In our study, 79% patients reported equal or improved EF score postoperatively and the remaining 21% patients although reported lower absolute value of EF scores, the decrease was not statistically significant for different age groups as well as for this cohort as a whole. Similar to the findings of our study, a retrospective mailed questionnaire study of 152 men by Coursey et al.[6] showed that anterior urethroplasty was no more likely to cause long-term postoperative sexual dysfunction than circumcision.

Nelson et al.[7] did buccal mucosal graft urethroplasty for previously failed hypospadias repair and found that long-term sexual function and satisfaction was excellent in a small group of men. Although our patient population was older (median age 40 vs. 17.5 years), in our study the men of the younger age group also had excellent postoperative EF. The data from the two studies together suggest that anterior urethroplasty, whether involving the penile or bulbar urethra, has an insignificant effect on EF, even when the diseased portion of the urethra is extensive and the use of a graft is required.

Jennifer et al.[8] did a prospective study on a cohort of 25 patients and found that surgical complexity with long stricture excision and the use of a buccal graft did not influence postoperative outcome with respect to EF.

The limitations of the present study include the nature of the preoperative sexual function assessment (retrospective) and cross-sectional design. We also acknowledge that, because preoperative data were gathered retrospectively, these data are subject to recall bias. All efforts were made during data collection to ensure that accurate preoperative assessments were being made, but nonetheless, the preoperative data must be interpreted carefully.

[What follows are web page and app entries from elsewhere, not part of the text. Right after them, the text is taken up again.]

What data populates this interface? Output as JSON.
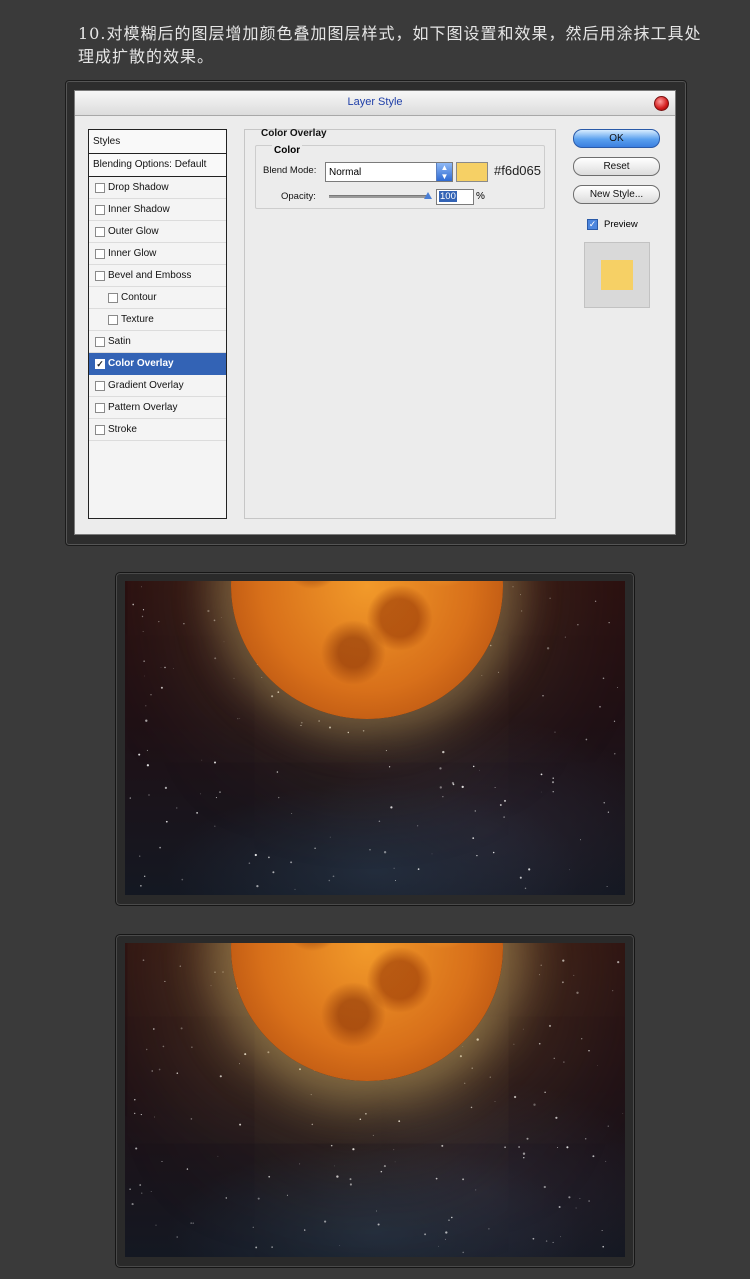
{
  "caption": "10.对模糊后的图层增加颜色叠加图层样式，如下图设置和效果，然后用涂抹工具处理成扩散的效果。",
  "dialog": {
    "title": "Layer Style",
    "styles_header": "Styles",
    "blending_options": "Blending Options: Default",
    "style_items": [
      {
        "label": "Drop Shadow",
        "checked": false,
        "sub": false
      },
      {
        "label": "Inner Shadow",
        "checked": false,
        "sub": false
      },
      {
        "label": "Outer Glow",
        "checked": false,
        "sub": false
      },
      {
        "label": "Inner Glow",
        "checked": false,
        "sub": false
      },
      {
        "label": "Bevel and Emboss",
        "checked": false,
        "sub": false
      },
      {
        "label": "Contour",
        "checked": false,
        "sub": true
      },
      {
        "label": "Texture",
        "checked": false,
        "sub": true
      },
      {
        "label": "Satin",
        "checked": false,
        "sub": false
      },
      {
        "label": "Color Overlay",
        "checked": true,
        "sub": false,
        "selected": true
      },
      {
        "label": "Gradient Overlay",
        "checked": false,
        "sub": false
      },
      {
        "label": "Pattern Overlay",
        "checked": false,
        "sub": false
      },
      {
        "label": "Stroke",
        "checked": false,
        "sub": false
      }
    ],
    "panel_title": "Color Overlay",
    "group_title": "Color",
    "blend_mode_label": "Blend Mode:",
    "blend_mode_value": "Normal",
    "overlay_color": "#f6d065",
    "overlay_color_label": "#f6d065",
    "opacity_label": "Opacity:",
    "opacity_value": "100",
    "opacity_unit": "%",
    "buttons": {
      "ok": "OK",
      "reset": "Reset",
      "new_style": "New Style..."
    },
    "preview_label": "Preview",
    "preview_checked": true
  }
}
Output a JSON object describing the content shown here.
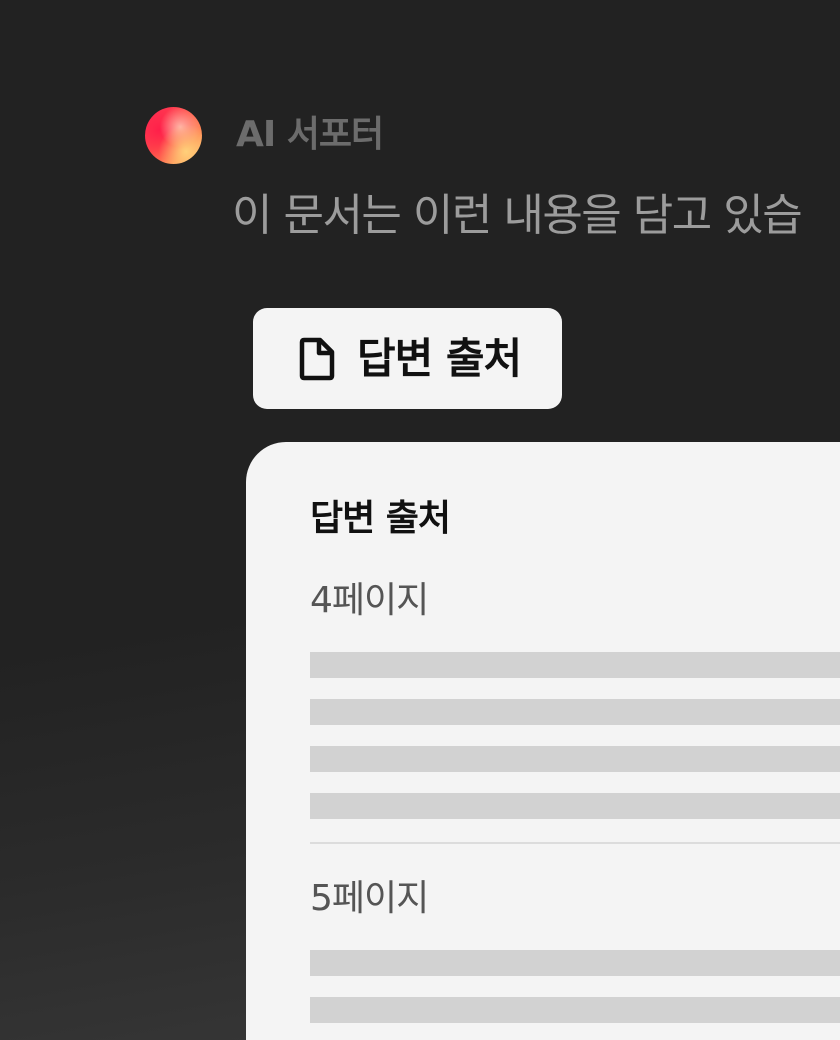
{
  "assistant": {
    "name": "AI 서포터",
    "message": "이 문서는 이런 내용을 담고 있습"
  },
  "source_button": {
    "icon": "document-icon",
    "label": "답변 출처"
  },
  "source_panel": {
    "title": "답변 출처",
    "pages": [
      {
        "label": "4페이지"
      },
      {
        "label": "5페이지"
      }
    ]
  },
  "colors": {
    "background": "#222222",
    "panel": "#f4f4f4",
    "skeleton": "#d2d2d2",
    "avatar_red": "#ff2f5a",
    "avatar_orange": "#ffc46a"
  }
}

Despite these weaknesses, we strongly feel that the information collected from patient-reported data rather than physician-reported impressions provides more insight than is currently available into the specific type of sexual dysfunction after reconstructive surgery.

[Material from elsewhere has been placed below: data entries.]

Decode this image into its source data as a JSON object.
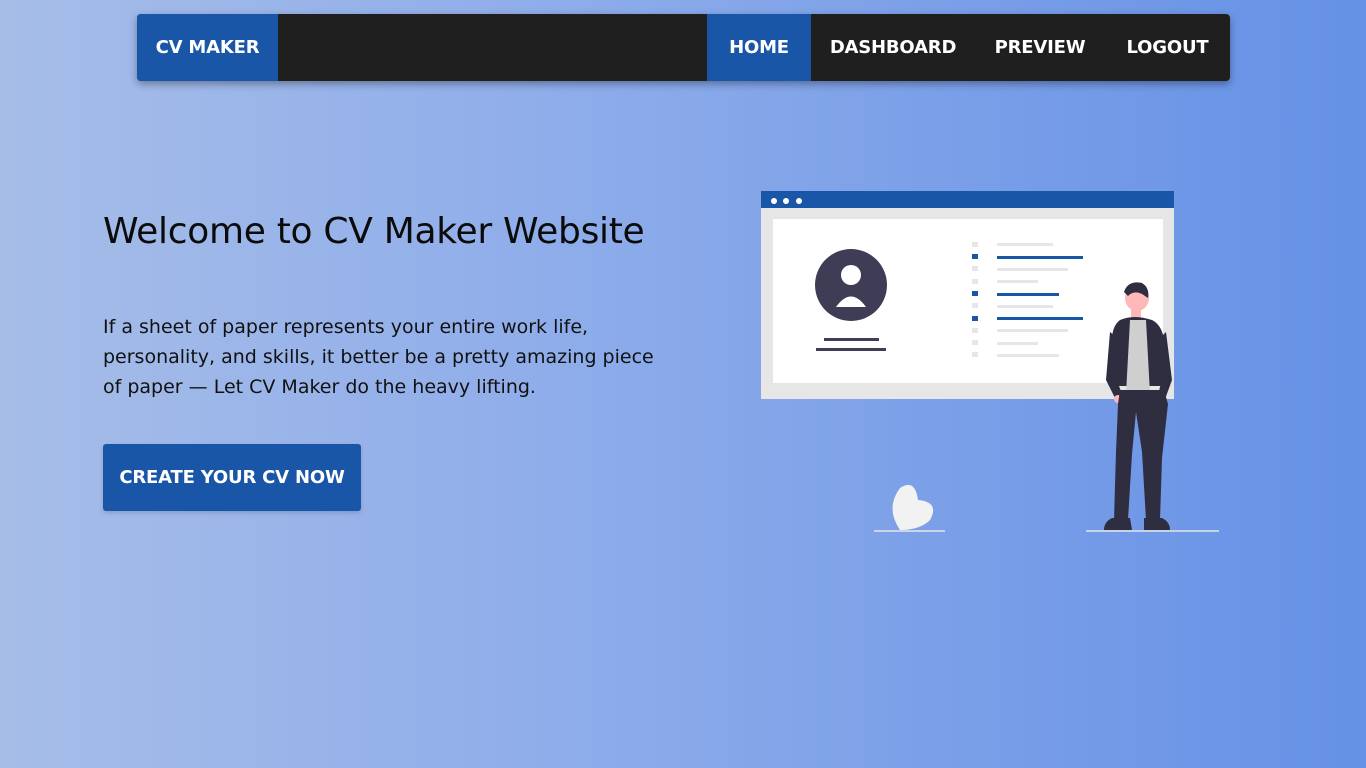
{
  "nav": {
    "brand": "CV MAKER",
    "items": [
      {
        "label": "HOME",
        "active": true
      },
      {
        "label": "DASHBOARD",
        "active": false
      },
      {
        "label": "PREVIEW",
        "active": false
      },
      {
        "label": "LOGOUT",
        "active": false
      }
    ]
  },
  "hero": {
    "title": "Welcome to CV Maker Website",
    "text": "If a sheet of paper represents your entire work life, personality, and skills, it better be a pretty amazing piece of paper — Let CV Maker do the heavy lifting.",
    "cta_label": "CREATE YOUR CV NOW"
  },
  "colors": {
    "accent": "#1a56a8",
    "navbar_bg": "#1f1f1f",
    "gradient_start": "#a6bde8",
    "gradient_end": "#6591e6"
  },
  "illustration": {
    "icon": "resume-presentation-illustration"
  }
}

CONCLUSION

Using the BMFSI, we showed that urethral reconstructive surgery does not significantly affect EF or SD but it improves EjF significantly in the younger age group. Surgical complexity with long stricture excision and the use of a buccal graft did not influence outcome. However, in our study older men had lower level of sexual and erectile function before surgery as compared to the normative community reference range for the same age group as proposed by O`Leary. Fully understanding the changes in sexual function after reconstructive surgery for anterior urethral stricture disease requires prospective studies.

Acknowledgments

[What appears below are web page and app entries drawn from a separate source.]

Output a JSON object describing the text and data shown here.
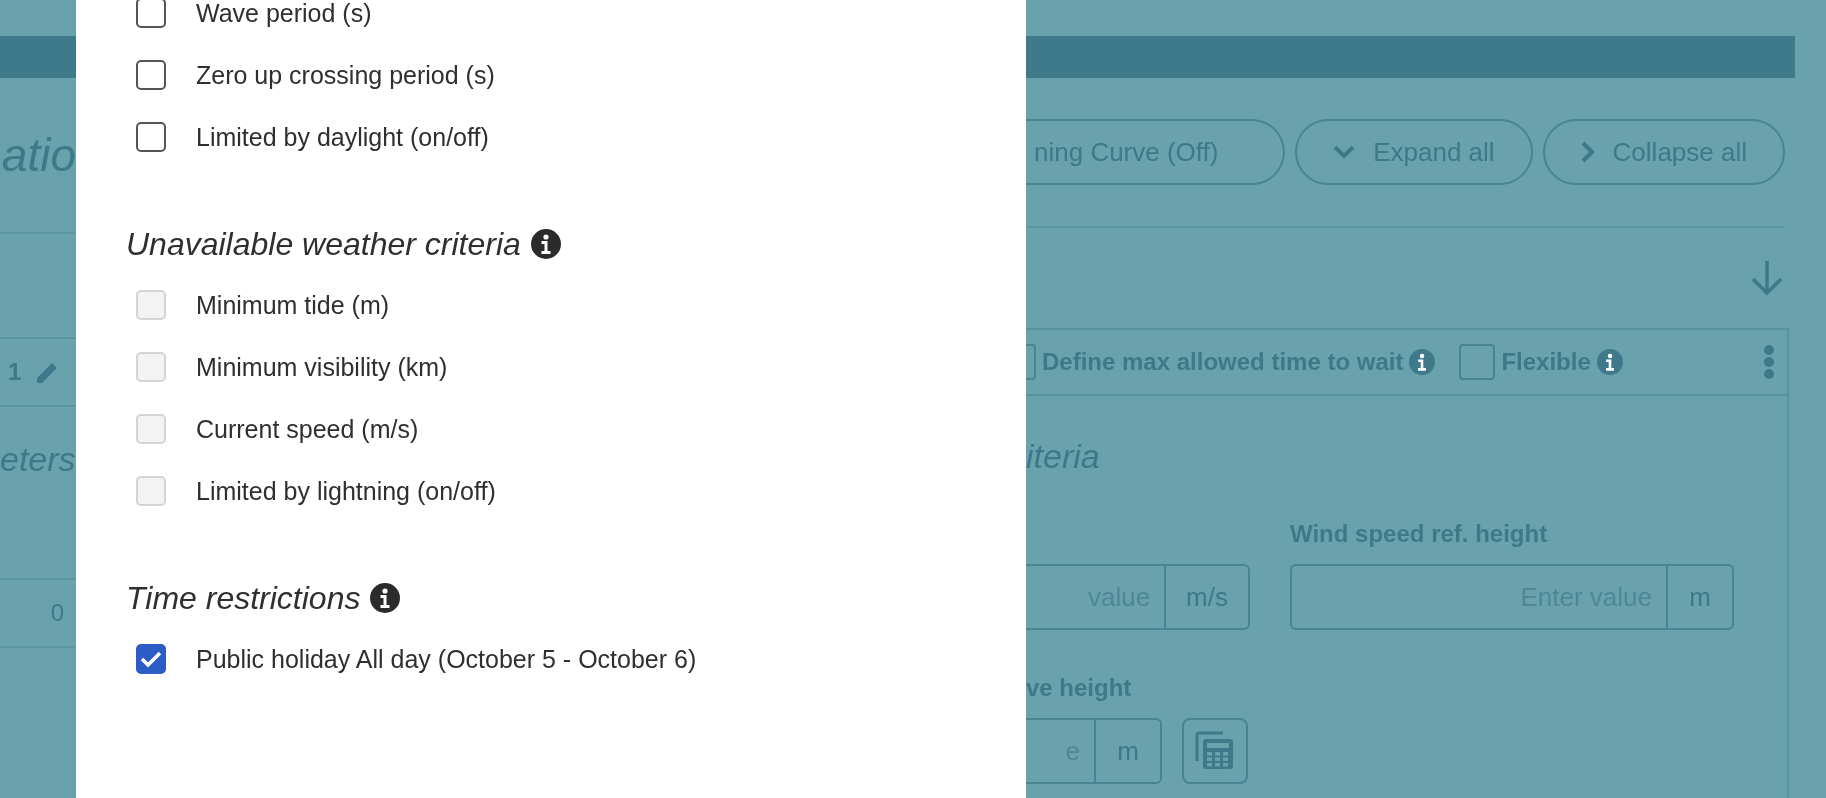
{
  "background": {
    "left": {
      "heading": "atio",
      "row_number": "1",
      "subheading": "eters",
      "value": "0"
    },
    "toolbar": {
      "buttons": [
        {
          "label": "ning Curve (Off)",
          "kind": "toggle"
        },
        {
          "label": "Expand all",
          "kind": "expand"
        },
        {
          "label": "Collapse all",
          "kind": "collapse"
        }
      ]
    },
    "row_options": [
      {
        "label": "Define max allowed time to wait",
        "checked": false
      },
      {
        "label": "Flexible",
        "checked": false
      }
    ],
    "criteria_heading": "iteria",
    "fields": [
      {
        "placeholder": "value",
        "unit": "m/s"
      },
      {
        "label": "Wind speed ref. height",
        "placeholder": "Enter value",
        "unit": "m"
      },
      {
        "label": "ve height",
        "placeholder": "e",
        "unit": "m"
      }
    ]
  },
  "modal": {
    "sections": [
      {
        "items": [
          {
            "label": "Wave period (s)",
            "checked": false,
            "disabled": false
          },
          {
            "label": "Zero up crossing period (s)",
            "checked": false,
            "disabled": false
          },
          {
            "label": "Limited by daylight (on/off)",
            "checked": false,
            "disabled": false
          }
        ]
      },
      {
        "title": "Unavailable weather criteria",
        "items": [
          {
            "label": "Minimum tide (m)",
            "checked": false,
            "disabled": true
          },
          {
            "label": "Minimum visibility (km)",
            "checked": false,
            "disabled": true
          },
          {
            "label": "Current speed (m/s)",
            "checked": false,
            "disabled": true
          },
          {
            "label": "Limited by lightning (on/off)",
            "checked": false,
            "disabled": true
          }
        ]
      },
      {
        "title": "Time restrictions",
        "items": [
          {
            "label": "Public holiday All day (October 5 - October 6)",
            "checked": true,
            "disabled": false
          }
        ]
      }
    ]
  }
}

Ms. Ranjana Singh, Ph.D. Scholar, Department of Urology and Renal Transplant, Sanjay Gandhi Postgraduate Institute of Medical Sciences, Lucknow – 226014, Uttar Pradesh, India.

Footnotes

Source of Support: Nil

Conflict of Interest: None declared

REFERENCES

1. Peterson AC, Webster GD. Management of urethral stricture disease: Developing options for surgical intervention. BJU Int. 2004;94:971–6. [PubMed]
2. O’Leary MP, Fowler FJ, Lenderking WR, Barber B, Sagnier PP, Guess HA, et al. A brief male sexual function inventory for urology. Urology. 1995;46:697–706. [PubMed]
3. Erickson BA, Wysock JS, McVary KT, Gonzalez CM. Erectile function, sexual drive, and ejaculatory function after reconstructive surgery for anterior urethral stricture disease. BJU Int. 2006;99:607–11. [PubMed]
4. O’Leary MP, Rhodes T, Girman CJ, Jacobson DJ, Roberts RO, Lieber MM, et al. Distribution of the Brief Male Sexual Inventory in community men. Int J Impot Res. 2003;15:185–91. [PubMed]
5. Lue TF, Zeineh SJ, Schmidt RA, Tanagho EA. Neuroanatomy of penile erection: Its relevance to iatrogenic impotence. J Urol. 1984;131:273–80. [PubMed]
6. Coursey JW, Morey AF, McAninch JW, Summerton DJ, Secrest C, White P, et al. Erectile function after anterior urethroplasty. J Urol. 2001;166:2273–6. [PubMed]
7. Nelson CP, Bloom DA, Kinast R, Wei JT, Park JM. Patient reported sexual function after oral mucosa graft urethroplasty for hypospadias. Urology. 2005;66:1086–9. [PubMed]
8. Anger JT, Sherman ND, Webster GD. The effect of bulbar urethroplasty on erectile function. J Urol. 2007;178:1009–11. [PubMed]

Articles from Indian Journal of Urology : IJU : Journal of the Urological Society of India are provided here courtesy of Medknow Publications